The extent to which Trump’s candidacy has the potential to reshape the GOP may hinge on how much sway he and his acolytes ultimately win within the party. Trump could end up leading a new party coalition with lasting power and influence. Or the old guard might reassert control after the dust settles on his presidential run. “​From here on out, the question becomes: How much are Trump’s supporters growing within the party and gaining adherence, and how much are Trump’s detractors losing support?” said Lee Drutman, a senior fellow at New America who has written on political realignment.

Of course, it’s easier to retroactively determine whether a seismic shift has taken place than it is to judge the significance of events in real time. There are also incentives for partisans and pundits to proclaim a realignment is underway without much evidence. Making such a claim will inevitably infuse the election with an even greater degree of drama. “It’s a mushy term that gets used in a lot of ways,” said John Sides, an associate professor of political science at George Washington University. “Sometimes people just apply it to an election outcome they view as significant for whatever reason.” Still, realignment or not, there’s no denying that Trump’s political rise has sent shockwaves through the party.


Amid the ensuing Republican unrest, third parties are likely to look increasingly promising to disaffected Republicans, or even to Democratic voters. Tensions within the GOP could do wonders for recruitment and fundraising for alternative parties. But that doesn’t mean that it’s likely that any third party will suddenly be elevated to the mainstream or elbow out one of the dominant parties. The political system is decidedly stacked against the emergence of a nationally competitive third party as a result of an electoral system that is effectively winner-take-all.

Long odds won’t stop third-party enthusiasts from hoping that the 2016 presidential race will erode two-party dominance. Tom Hoefling, the founder of America’s Party, a conservative political party, for example, thinks a new political era is already at hand. “I don’t get any joy out of the demise of the GOP, but, look, it’s dying,” said Hoefling, who says he expects to soon secure the America’s Party presidential nomination. Republicans are “killing themselves. They’re betraying their own party base,” he said. “You can only do that for so long and people start to catch on.” (Hoefling told me that in addition to his anticipated nod from America’s Party, he has already received the presidential nomination for the American Party, and he is also seeking the nomination from the American Independent Party—all conservative third parties.)

That’s not to say that there aren’t realists. The Constitution Party’s Gemma says tectonic shifts will take a long time to manifest, lamenting that many people who comfortably adhere to the current two-party system simply aren’t ready for major change. “Most conservative leaders and consultants aren’t in it for long-term realignment of the political system,” Gemma said. “They’re not in the game for principles. The idea of starting over, creating something new, that’s hard work. So there’s a hesitancy there. It’s scary.”
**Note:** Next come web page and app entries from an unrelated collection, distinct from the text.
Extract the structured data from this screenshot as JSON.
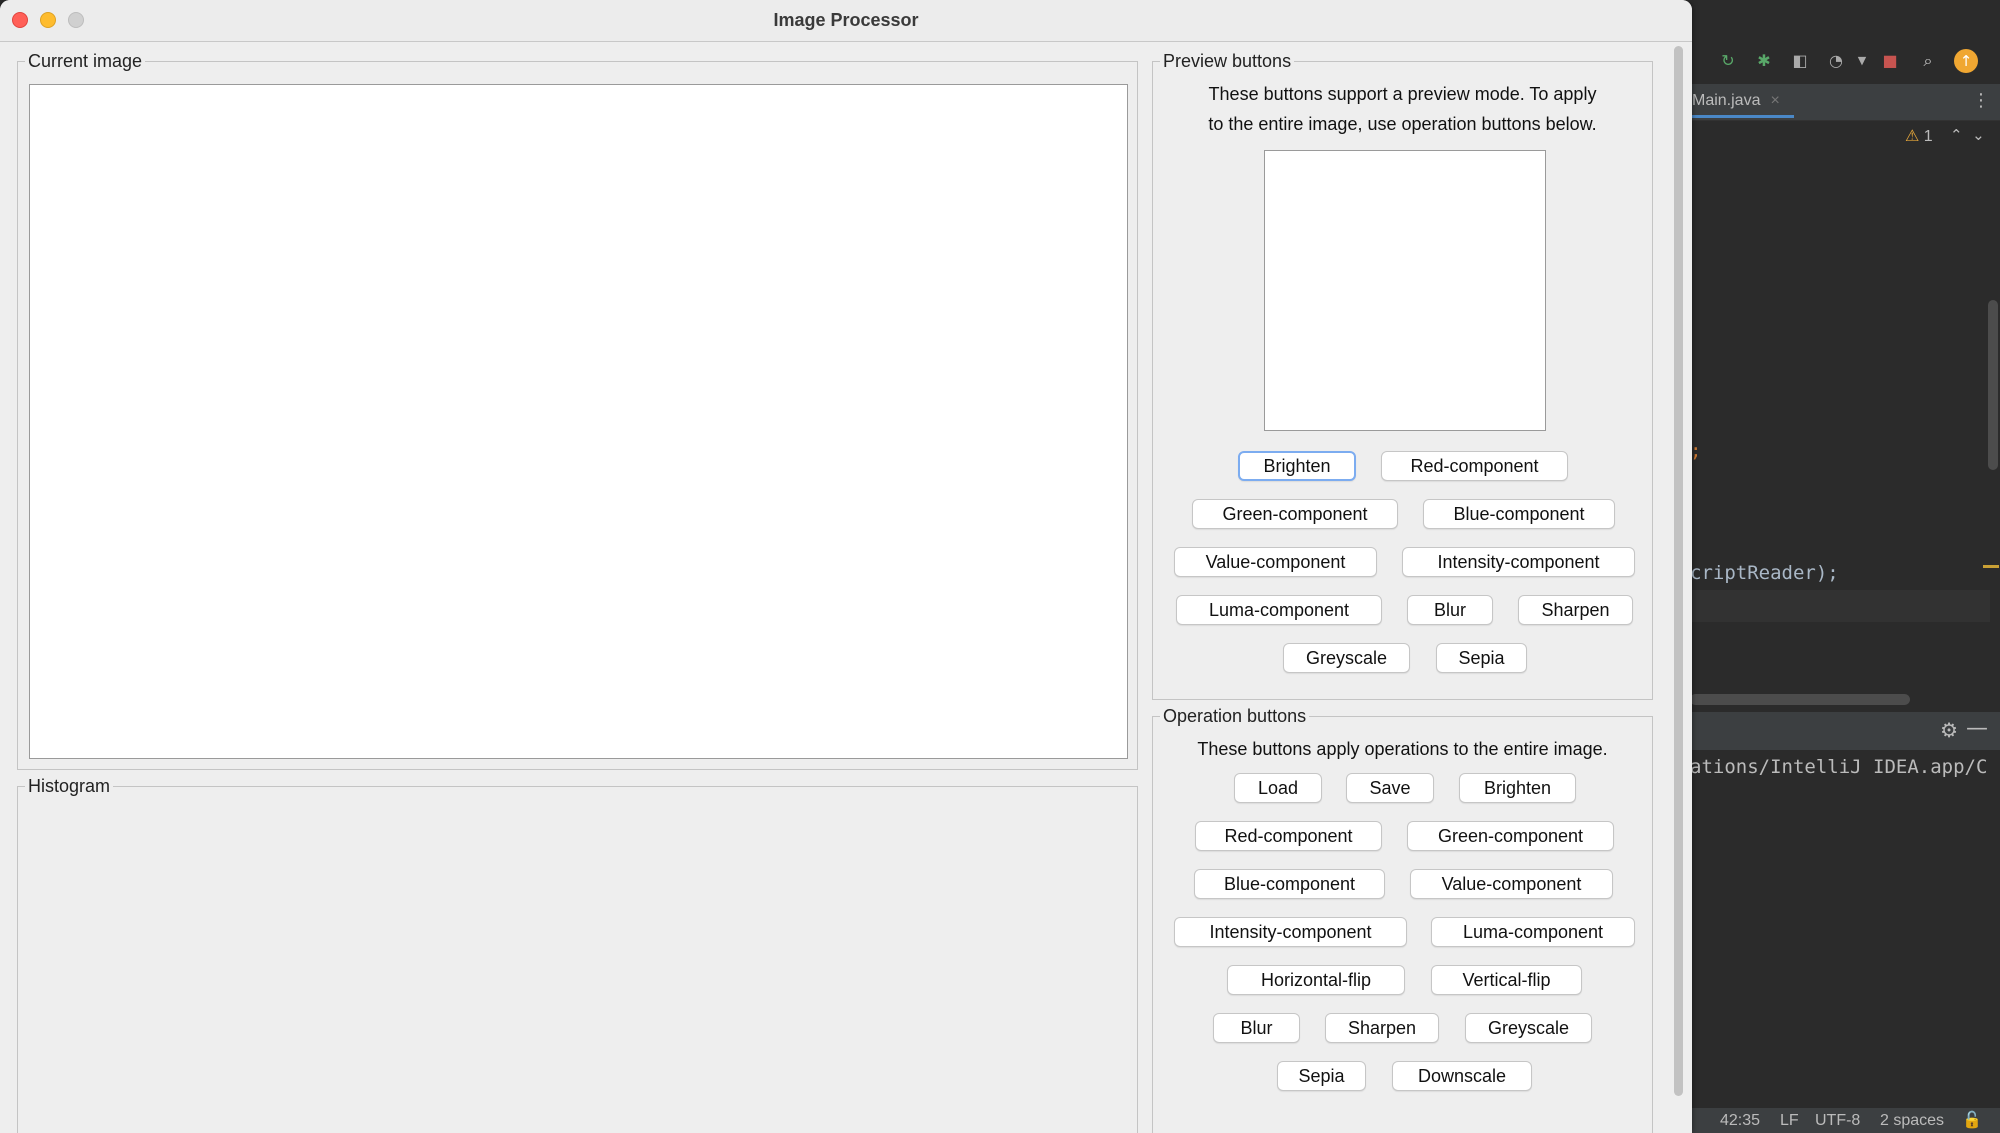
{
  "window": {
    "title": "Image Processor"
  },
  "current_image": {
    "legend": "Current image"
  },
  "histogram": {
    "legend": "Histogram"
  },
  "preview": {
    "legend": "Preview buttons",
    "description_line1": "These buttons support a preview mode. To apply",
    "description_line2": "to the entire image, use operation buttons below.",
    "buttons": {
      "brighten": "Brighten",
      "red": "Red-component",
      "green": "Green-component",
      "blue": "Blue-component",
      "value": "Value-component",
      "intensity": "Intensity-component",
      "luma": "Luma-component",
      "blur": "Blur",
      "sharpen": "Sharpen",
      "greyscale": "Greyscale",
      "sepia": "Sepia"
    }
  },
  "operations": {
    "legend": "Operation buttons",
    "description": "These buttons apply operations to the entire image.",
    "buttons": {
      "load": "Load",
      "save": "Save",
      "brighten": "Brighten",
      "red": "Red-component",
      "green": "Green-component",
      "blue": "Blue-component",
      "value": "Value-component",
      "intensity": "Intensity-component",
      "luma": "Luma-component",
      "hflip": "Horizontal-flip",
      "vflip": "Vertical-flip",
      "blur": "Blur",
      "sharpen": "Sharpen",
      "greyscale": "Greyscale",
      "sepia": "Sepia",
      "downscale": "Downscale"
    }
  },
  "ide": {
    "tab_label": "Main.java",
    "tab_close": "×",
    "more": "⋮",
    "warning_count": "1",
    "code_semicolon": ";",
    "code_line": "criptReader);",
    "console_line": "ations/IntelliJ IDEA.app/C",
    "status": {
      "position": "42:35",
      "line_sep": "LF",
      "encoding": "UTF-8",
      "indent": "2 spaces"
    }
  },
  "colors": {
    "close": "#ff5f57",
    "minimize": "#febc2e",
    "focus_ring": "#7cacf0",
    "ide_bg": "#2b2b2b"
  }
}
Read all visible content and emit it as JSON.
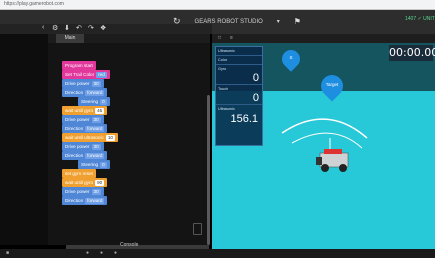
{
  "browser": {
    "url": "https://play.gamerobot.com"
  },
  "topbar": {
    "center_label": "GEARS ROBOT STUDIO",
    "status": "1407 ✓ UNIT"
  },
  "workspace_tab": {
    "label": "Main"
  },
  "blocks": [
    {
      "text": "Program start",
      "color": "#e2389c"
    },
    {
      "text": "Set Trail Color",
      "color": "#e2389c",
      "value": "red"
    },
    {
      "text": "Drive  power",
      "color": "#4f86d6",
      "value": "30"
    },
    {
      "text": "Direction",
      "color": "#4f86d6",
      "value": "forward"
    },
    {
      "text": "Steering",
      "color": "#4f86d6",
      "value": "0"
    },
    {
      "text": "wait until  gyro",
      "color": "#f0a030",
      "value": "45"
    },
    {
      "text": "Drive  power",
      "color": "#4f86d6",
      "value": "30"
    },
    {
      "text": "Direction",
      "color": "#4f86d6",
      "value": "forward"
    },
    {
      "text": "wait until  ultrasonic",
      "color": "#f0a030",
      "value": "10"
    },
    {
      "text": "Drive  power",
      "color": "#4f86d6",
      "value": "30"
    },
    {
      "text": "Direction",
      "color": "#4f86d6",
      "value": "forward"
    },
    {
      "text": "Steering",
      "color": "#4f86d6",
      "value": "0"
    },
    {
      "text": "set  gyro  reset",
      "color": "#f0a030",
      "value": ""
    },
    {
      "text": "wait until  gyro",
      "color": "#f0a030",
      "value": "90"
    },
    {
      "text": "Drive  power",
      "color": "#4f86d6",
      "value": "30"
    },
    {
      "text": "Direction",
      "color": "#4f86d6",
      "value": "forward"
    }
  ],
  "console": {
    "label": "Console"
  },
  "simulator": {
    "timer": "00:00.00",
    "sensors": [
      {
        "label": "Ultrasonic",
        "value": ""
      },
      {
        "label": "Color",
        "value": ""
      },
      {
        "label": "Gyro",
        "value": "0"
      },
      {
        "label": "Touch",
        "value": "0"
      },
      {
        "label": "Ultrasonic",
        "value": "156.1"
      }
    ],
    "markers": [
      {
        "label": "S"
      },
      {
        "label": "Target"
      }
    ]
  }
}
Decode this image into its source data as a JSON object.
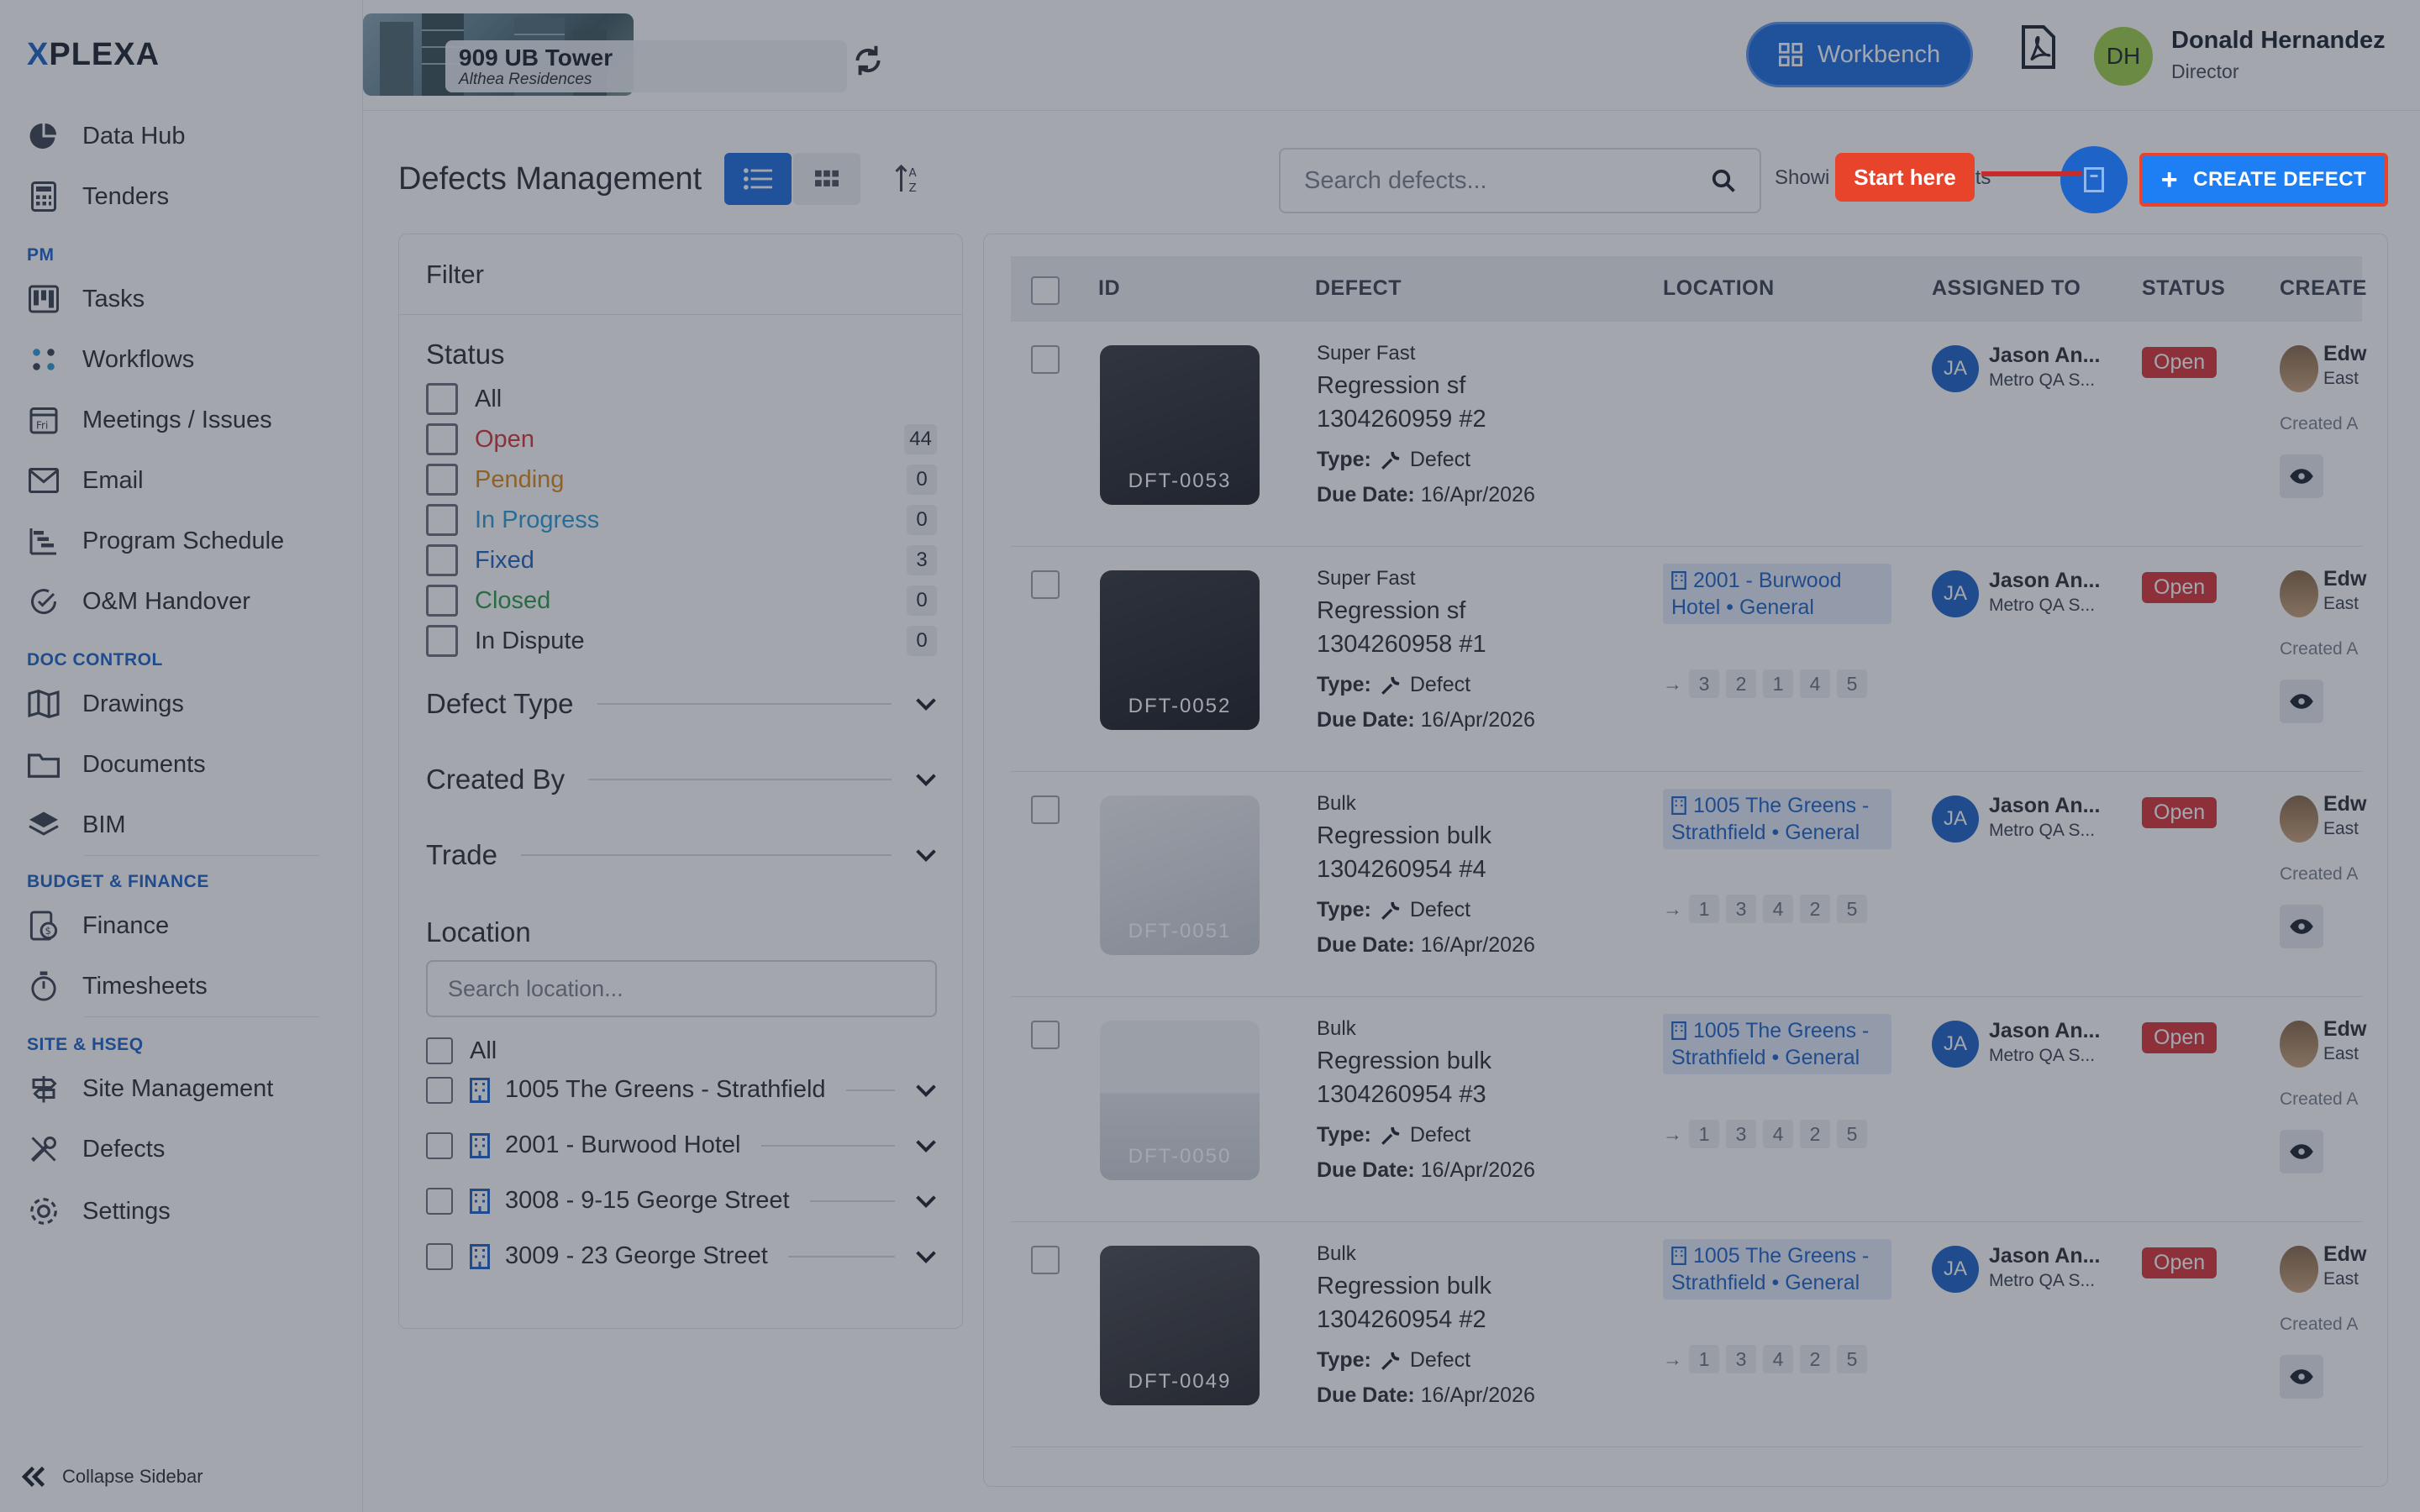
{
  "sidebar": {
    "logo_prefix": "X",
    "logo_text": "PLEXA",
    "items_top": [
      {
        "label": "Data Hub",
        "icon": "pie-chart-icon"
      },
      {
        "label": "Tenders",
        "icon": "calculator-icon"
      }
    ],
    "section_pm": "PM",
    "items_pm": [
      {
        "label": "Tasks",
        "icon": "kanban-icon"
      },
      {
        "label": "Workflows",
        "icon": "workflow-icon"
      },
      {
        "label": "Meetings / Issues",
        "icon": "calendar-icon"
      },
      {
        "label": "Email",
        "icon": "envelope-icon"
      },
      {
        "label": "Program Schedule",
        "icon": "gantt-icon"
      },
      {
        "label": "O&M Handover",
        "icon": "check-circle-icon"
      }
    ],
    "section_doc": "DOC CONTROL",
    "items_doc": [
      {
        "label": "Drawings",
        "icon": "map-icon"
      },
      {
        "label": "Documents",
        "icon": "folder-icon"
      },
      {
        "label": "BIM",
        "icon": "layers-icon"
      }
    ],
    "section_budget": "BUDGET & FINANCE",
    "items_budget": [
      {
        "label": "Finance",
        "icon": "finance-icon"
      },
      {
        "label": "Timesheets",
        "icon": "stopwatch-icon"
      }
    ],
    "section_site": "SITE & HSEQ",
    "items_site": [
      {
        "label": "Site Management",
        "icon": "signpost-icon"
      },
      {
        "label": "Defects",
        "icon": "tools-icon"
      },
      {
        "label": "Settings",
        "icon": "gear-icon"
      }
    ],
    "collapse_label": "Collapse Sidebar"
  },
  "topbar": {
    "project_name": "909 UB Tower",
    "project_sub": "Althea Residences",
    "workbench_label": "Workbench",
    "user_initials": "DH",
    "user_name": "Donald Hernandez",
    "user_role": "Director"
  },
  "main": {
    "title": "Defects Management",
    "search_placeholder": "Search defects...",
    "showing_prefix": "Showi",
    "showing_suffix": "efects",
    "start_here": "Start here",
    "create_label": "CREATE DEFECT"
  },
  "filter": {
    "title": "Filter",
    "status_title": "Status",
    "statuses": [
      {
        "label": "All",
        "count": "",
        "color": "#2b2f36"
      },
      {
        "label": "Open",
        "count": "44",
        "color": "#d9343a"
      },
      {
        "label": "Pending",
        "count": "0",
        "color": "#d98a1e"
      },
      {
        "label": "In Progress",
        "count": "0",
        "color": "#2e9bd6"
      },
      {
        "label": "Fixed",
        "count": "3",
        "color": "#1e64c8"
      },
      {
        "label": "Closed",
        "count": "0",
        "color": "#2f9a4c"
      },
      {
        "label": "In Dispute",
        "count": "0",
        "color": "#2b2f36"
      }
    ],
    "defect_type": "Defect Type",
    "created_by": "Created By",
    "trade": "Trade",
    "location_title": "Location",
    "location_placeholder": "Search location...",
    "location_all": "All",
    "locations": [
      "1005 The Greens - Strathfield",
      "2001 - Burwood Hotel",
      "3008 - 9-15 George Street",
      "3009 - 23 George Street"
    ]
  },
  "table": {
    "headers": {
      "id": "ID",
      "defect": "DEFECT",
      "location": "LOCATION",
      "assigned": "ASSIGNED TO",
      "status": "STATUS",
      "created": "CREATE"
    },
    "type_label": "Type:",
    "due_label": "Due Date:",
    "rows": [
      {
        "id": "DFT-0053",
        "category": "Super Fast",
        "title": "Regression sf 1304260959 #2",
        "type": "Defect",
        "due": "16/Apr/2026",
        "location": "",
        "steps": [],
        "assignee": "Jason An...",
        "assignee_org": "Metro QA S...",
        "status": "Open",
        "creator": "Edw",
        "creator_org": "East",
        "created": "Created A"
      },
      {
        "id": "DFT-0052",
        "category": "Super Fast",
        "title": "Regression sf 1304260958 #1",
        "type": "Defect",
        "due": "16/Apr/2026",
        "location": "2001 - Burwood Hotel • General",
        "steps": [
          "3",
          "2",
          "1",
          "4",
          "5"
        ],
        "assignee": "Jason An...",
        "assignee_org": "Metro QA S...",
        "status": "Open",
        "creator": "Edw",
        "creator_org": "East",
        "created": "Created A"
      },
      {
        "id": "DFT-0051",
        "category": "Bulk",
        "title": "Regression bulk 1304260954 #4",
        "type": "Defect",
        "due": "16/Apr/2026",
        "location": "1005 The Greens - Strathfield • General",
        "steps": [
          "1",
          "3",
          "4",
          "2",
          "5"
        ],
        "assignee": "Jason An...",
        "assignee_org": "Metro QA S...",
        "status": "Open",
        "creator": "Edw",
        "creator_org": "East",
        "created": "Created A"
      },
      {
        "id": "DFT-0050",
        "category": "Bulk",
        "title": "Regression bulk 1304260954 #3",
        "type": "Defect",
        "due": "16/Apr/2026",
        "location": "1005 The Greens - Strathfield • General",
        "steps": [
          "1",
          "3",
          "4",
          "2",
          "5"
        ],
        "assignee": "Jason An...",
        "assignee_org": "Metro QA S...",
        "status": "Open",
        "creator": "Edw",
        "creator_org": "East",
        "created": "Created A"
      },
      {
        "id": "DFT-0049",
        "category": "Bulk",
        "title": "Regression bulk 1304260954 #2",
        "type": "Defect",
        "due": "16/Apr/2026",
        "location": "1005 The Greens - Strathfield • General",
        "steps": [
          "1",
          "3",
          "4",
          "2",
          "5"
        ],
        "assignee": "Jason An...",
        "assignee_org": "Metro QA S...",
        "status": "Open",
        "creator": "Edw",
        "creator_org": "East",
        "created": "Created A"
      }
    ],
    "assignee_initials": "JA"
  },
  "colors": {
    "accent": "#1e6fe0",
    "danger": "#d9343a",
    "highlight": "#e8442c"
  }
}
If nothing else, Trump’s challenges to modern-day conservative orthodoxy make it difficult for Republican elites in Washington to ignore the fact that disaffected voters are stridently opposed to the interests of many in the establishment wing of the party. Some conservative candidates running for office will surely model themselves after Trump as a result of his success. But the general election is only just about to begin, and if Trump can’t hold onto the support of voters, or if he flounders, the chances that others will imitate his style are sure to diminish. Beyond that, the mark the real-estate mogul leaves on American politics won’t be easy to untangle from the broader conflict among conservatives over the direction of the party and what it stands for, and that may not be clearly understood for years to come.